* [Description of the task] From the entries below, copy every line holding the word "title".

----

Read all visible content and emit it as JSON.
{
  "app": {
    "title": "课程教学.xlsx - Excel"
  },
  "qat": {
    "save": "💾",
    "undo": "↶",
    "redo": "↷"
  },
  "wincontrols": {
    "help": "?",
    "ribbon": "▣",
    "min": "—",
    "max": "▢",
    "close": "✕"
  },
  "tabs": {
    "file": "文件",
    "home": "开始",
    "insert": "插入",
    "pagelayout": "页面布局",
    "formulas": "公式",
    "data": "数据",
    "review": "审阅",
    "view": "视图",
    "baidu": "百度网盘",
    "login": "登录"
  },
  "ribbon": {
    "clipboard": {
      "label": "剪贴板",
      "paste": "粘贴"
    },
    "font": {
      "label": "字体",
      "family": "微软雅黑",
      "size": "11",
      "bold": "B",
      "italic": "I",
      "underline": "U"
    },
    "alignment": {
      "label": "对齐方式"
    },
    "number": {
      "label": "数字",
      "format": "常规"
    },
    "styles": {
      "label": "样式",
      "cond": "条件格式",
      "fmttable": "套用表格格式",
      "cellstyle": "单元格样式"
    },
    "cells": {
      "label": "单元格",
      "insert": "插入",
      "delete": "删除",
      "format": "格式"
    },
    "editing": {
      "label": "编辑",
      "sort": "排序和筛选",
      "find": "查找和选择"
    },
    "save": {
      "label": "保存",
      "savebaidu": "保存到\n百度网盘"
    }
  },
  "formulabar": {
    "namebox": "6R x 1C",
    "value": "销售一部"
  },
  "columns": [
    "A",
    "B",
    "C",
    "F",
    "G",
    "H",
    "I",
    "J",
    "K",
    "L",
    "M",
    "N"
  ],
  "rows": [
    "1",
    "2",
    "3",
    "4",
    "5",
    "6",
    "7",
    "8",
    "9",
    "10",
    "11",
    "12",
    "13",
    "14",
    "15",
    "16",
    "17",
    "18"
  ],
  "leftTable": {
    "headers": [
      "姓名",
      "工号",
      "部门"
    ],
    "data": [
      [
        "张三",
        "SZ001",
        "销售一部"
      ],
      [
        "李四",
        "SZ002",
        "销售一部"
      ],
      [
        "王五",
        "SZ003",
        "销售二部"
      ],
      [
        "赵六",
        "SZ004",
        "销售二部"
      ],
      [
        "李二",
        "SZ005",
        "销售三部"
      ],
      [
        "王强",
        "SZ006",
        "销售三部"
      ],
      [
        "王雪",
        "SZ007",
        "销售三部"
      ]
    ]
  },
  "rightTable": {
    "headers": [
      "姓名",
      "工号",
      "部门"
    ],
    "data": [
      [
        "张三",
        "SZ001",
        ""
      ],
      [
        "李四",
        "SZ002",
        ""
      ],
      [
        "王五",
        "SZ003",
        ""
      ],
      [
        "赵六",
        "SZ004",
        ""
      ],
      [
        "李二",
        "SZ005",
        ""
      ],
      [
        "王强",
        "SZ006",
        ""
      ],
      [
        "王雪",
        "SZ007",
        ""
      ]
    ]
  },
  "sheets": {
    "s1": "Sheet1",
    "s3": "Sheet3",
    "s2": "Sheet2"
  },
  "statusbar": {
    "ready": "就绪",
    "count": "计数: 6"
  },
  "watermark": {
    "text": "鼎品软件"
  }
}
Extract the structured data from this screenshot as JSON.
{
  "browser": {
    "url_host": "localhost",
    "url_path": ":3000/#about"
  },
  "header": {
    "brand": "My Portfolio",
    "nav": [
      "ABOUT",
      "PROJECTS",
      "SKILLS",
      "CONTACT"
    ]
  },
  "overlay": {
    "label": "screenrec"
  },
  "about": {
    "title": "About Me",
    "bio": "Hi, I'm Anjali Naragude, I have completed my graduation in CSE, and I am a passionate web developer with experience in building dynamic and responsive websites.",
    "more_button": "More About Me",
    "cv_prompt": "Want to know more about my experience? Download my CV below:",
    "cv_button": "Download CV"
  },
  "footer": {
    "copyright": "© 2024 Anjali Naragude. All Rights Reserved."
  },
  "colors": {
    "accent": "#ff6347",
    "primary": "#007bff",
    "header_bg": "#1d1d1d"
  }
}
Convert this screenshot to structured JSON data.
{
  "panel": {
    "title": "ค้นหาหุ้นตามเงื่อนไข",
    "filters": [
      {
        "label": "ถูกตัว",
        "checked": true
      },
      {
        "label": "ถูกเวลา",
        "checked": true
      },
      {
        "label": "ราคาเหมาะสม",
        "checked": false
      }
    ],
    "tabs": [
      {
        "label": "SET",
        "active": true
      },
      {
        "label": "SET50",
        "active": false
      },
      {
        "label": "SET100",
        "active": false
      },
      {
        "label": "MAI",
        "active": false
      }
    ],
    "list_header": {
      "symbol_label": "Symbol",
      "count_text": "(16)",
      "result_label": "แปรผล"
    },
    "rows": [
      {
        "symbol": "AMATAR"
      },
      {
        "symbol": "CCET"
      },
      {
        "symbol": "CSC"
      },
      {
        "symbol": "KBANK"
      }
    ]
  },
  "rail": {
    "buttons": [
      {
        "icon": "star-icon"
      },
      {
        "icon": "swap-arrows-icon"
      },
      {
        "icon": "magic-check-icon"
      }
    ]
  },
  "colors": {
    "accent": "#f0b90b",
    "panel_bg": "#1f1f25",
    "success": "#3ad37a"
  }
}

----

* [Solution for this problem]
    "title": "课程教学.xlsx - Excel"
    "title": "About Me",
    "title": "ค้นหาหุ้นตามเงื่อนไข",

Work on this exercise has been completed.